Tuesday, 24 May 2011

Benefit Scroungers R Us

I am seriously worried about the future. Not so much for me, because I am blessed to have the support I have, but for those people suffering from chronic illnesses and disability who are running out of options.

You may think I am being somewhat over dramatic here, but in reality, there is a problem, and it is being hidden, and there is a systematic assault on the very people who need protecting most. But the news doesn't report this. The voices are dim, the fights are weak. The most vociferous are often the most suffering. And this is wrong.

A couple of weeks back there was a march against the DLA/ESA reform in London, called the Hardest Hit. It barely featured in the 1 O Clock news, let alone the 6/10pm slots. Was almost one of those afterthoughts - those 'aah, isn't this nice, people in wheelchairs out for the day' type things. And then came the Daily Mail type comments; 'if they can get down to London to protest, they can jolly well work and stop scrounging off the taxpayers money'. There is a lack of empathy pervading society that shocks me and leaves me cold, and yet this could be just round the corner for any one of us.

I had a look at the new proposed criteria for the 'Personal Independence Plan' and only became more worried about the narrowing of criteria and the loss of dignity this will inevitably bring. I fear that many will now be caught in a trap; that of not being 'disabled enough' to gain disability benefits, and yet being too ill to be employed, not being able to get JSA because of not being able to get to the Jobcentre due to illness or lack of mobility, having lost mobility allowance....and so on, and so on. A vicious circle of ever decreasing proportions which may leave some at best housebound and despairing and at worst - well, let's not go there. As a society which prides itself on looking after its most vulnerable citizens, we are in danger of falling into a pit of unseen depths. If you still think I am being dramatic, please take some time to read this to see how this is already affecting thousands.

For me as a Christian, this is affecting me so much because of how we see people. Are people valuable, or are they commodities? Do people matter because they are people, because they are who they are, or because of what they can bring to society? As someone who believes all are made in God's image and all are inexplicably precious and amazing, it feels like these reforms may be devaluing and cutting off those who cannot fight for themselves, and this is utterly contrary to God's ways.

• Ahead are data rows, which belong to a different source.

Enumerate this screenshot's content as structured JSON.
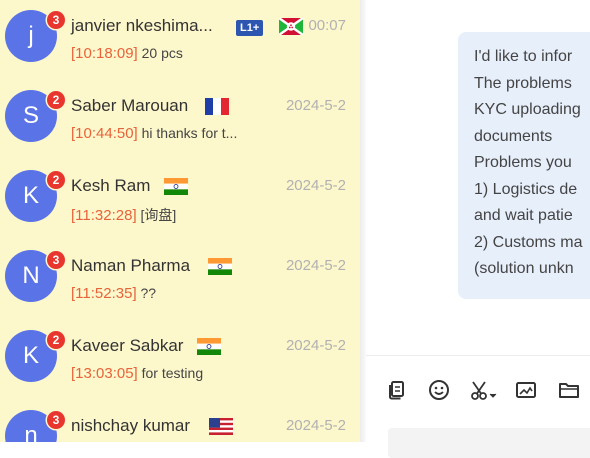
{
  "conversations": [
    {
      "initial": "j",
      "unread": "3",
      "name": "janvier nkeshima...",
      "tag": "L1+",
      "flag": "burundi",
      "date": "00:07",
      "time": "[10:18:09]",
      "message": "20 pcs"
    },
    {
      "initial": "S",
      "unread": "2",
      "name": "Saber Marouan",
      "tag": "",
      "flag": "france",
      "date": "2024-5-2",
      "time": "[10:44:50]",
      "message": "hi thanks for t..."
    },
    {
      "initial": "K",
      "unread": "2",
      "name": "Kesh Ram",
      "tag": "",
      "flag": "india",
      "date": "2024-5-2",
      "time": "[11:32:28]",
      "message": "[询盘]"
    },
    {
      "initial": "N",
      "unread": "3",
      "name": "Naman Pharma",
      "tag": "",
      "flag": "india",
      "date": "2024-5-2",
      "time": "[11:52:35]",
      "message": "??"
    },
    {
      "initial": "K",
      "unread": "2",
      "name": "Kaveer Sabkar",
      "tag": "",
      "flag": "india",
      "date": "2024-5-2",
      "time": "[13:03:05]",
      "message": "for testing"
    },
    {
      "initial": "n",
      "unread": "3",
      "name": "nishchay kumar",
      "tag": "",
      "flag": "usa",
      "date": "2024-5-2",
      "time": "",
      "message": "",
      "clipped": true
    }
  ],
  "message_bubble": {
    "lines": [
      "I'd like to infor",
      "The problems",
      "KYC uploading",
      "documents",
      "Problems you",
      "1) Logistics de",
      "and wait patie",
      "2) Customs ma",
      "(solution unkn"
    ]
  },
  "toolbar": {
    "icons": [
      "file-copy-icon",
      "emoji-icon",
      "scissors-icon",
      "image-icon",
      "folder-icon"
    ]
  },
  "colors": {
    "list_background": "#fdf7cc",
    "avatar": "#5a73e6",
    "badge": "#e8352e",
    "timestamp": "#e8633a",
    "date": "#b1b1b1",
    "bubble": "#e7effb",
    "tag": "#2d56b0"
  }
}
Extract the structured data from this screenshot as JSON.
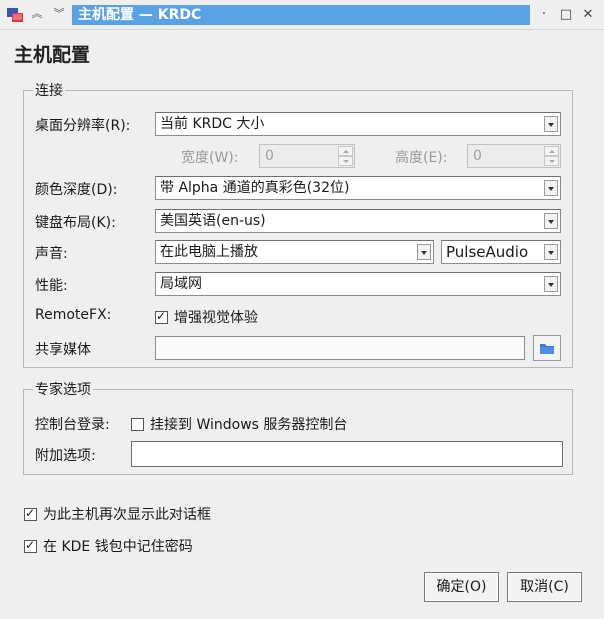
{
  "window": {
    "title": "主机配置 — KRDC",
    "controls": {
      "minimize": "·",
      "maximize": "□",
      "close": "✕"
    }
  },
  "dialog": {
    "heading": "主机配置"
  },
  "connection": {
    "group_label": "连接",
    "resolution": {
      "label": "桌面分辨率(R):",
      "value": "当前 KRDC 大小"
    },
    "width": {
      "label": "宽度(W):",
      "value": "0"
    },
    "height": {
      "label": "高度(E):",
      "value": "0"
    },
    "color_depth": {
      "label": "颜色深度(D):",
      "value": "带 Alpha 通道的真彩色(32位)"
    },
    "keyboard": {
      "label": "键盘布局(K):",
      "value": "美国英语(en-us)"
    },
    "sound": {
      "label": "声音:",
      "value": "在此电脑上播放",
      "backend": "PulseAudio"
    },
    "performance": {
      "label": "性能:",
      "value": "局域网"
    },
    "remotefx": {
      "label": "RemoteFX:",
      "checkbox_label": "增强视觉体验",
      "checked": true
    },
    "share_media": {
      "label": "共享媒体",
      "value": ""
    }
  },
  "expert": {
    "group_label": "专家选项",
    "console_login": {
      "label": "控制台登录:",
      "checkbox_label": "挂接到 Windows 服务器控制台",
      "checked": false
    },
    "extra_options": {
      "label": "附加选项:",
      "value": ""
    }
  },
  "options": {
    "show_dialog": {
      "label": "为此主机再次显示此对话框",
      "checked": true
    },
    "remember_password": {
      "label": "在 KDE 钱包中记住密码",
      "checked": true
    }
  },
  "buttons": {
    "ok": "确定(O)",
    "cancel": "取消(C)"
  },
  "colors": {
    "title_highlight": "#5aa2e6",
    "background": "#efefef",
    "folder_icon": "#3b7bd0"
  }
}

For me as someone with chronic illness, this is affecting me so much because I am reliant; on my family and on society as a whole to live. Perhaps for those who have no support system their thinking will soon verge on whether they have any value at all, whether it is worth fighting, whether it is better to give up, and stop burdening others.

I am worried about the future. The future looks cold. What are we going to do about it?

Monday, 9 May 2011

Why I love Brussians

I went to a meet up this weekend with a few people from the website 'Bronchiectasis R Us' which was set up a few years ago by the lovely Charlotte as a way for people suffering from this rare disease to connect and share information and support. We've been having an annual meet up for a few years now. These guys never cease to amaze me with their zest for life amidst such suffering.

You may be thinking these meet ups must be depressing, talking about illness, sharing symptoms etc. So far from it. It's a chance for us all to let go. I think that we know we can simply be ourselves with each other, because we share such a deep bond. We understand each other - we don't even need to say anything, we just need to look at each other and we know. We get it. It's like a breath of fresh air (no pun intended) Lovely family and friends are wonderful in their empathy and compassion but there is something about spending time with those going through the same as you, something liberating.

And you know, we don't sit moaning and grumbling (not too much anyway) ;) We have a giggle, mainly. There are people there who have more to contend with than 'only' bronchiectasis, they have other chronic illnesses, and yet there they are, smiling, encouraging, being there for others. I wanted to write this post as a tribute to the bravery of Brussians, and to their general attitude on life, which is positive, affirming, fun. Brussians don't go under, even with the most hideous of circumstances. Of course we all have times we scream and rant and moan and cry, but the support that comes from other members during that time is amazing, even when these others are yet again in hospital or struggling to breathe. Knowing these people has changed me, changed my outlook on this disease and you know what? I thank God for them.

So Charlotte - thankyou, thankyou and thankyou again, because you setting up this little site those years ago made many lives that little bit happier. And I am so glad I know you and the other Brussians. Sometimes I'm even grateful I am ill because of meeting you all, lovely, brave people. God bless. xxx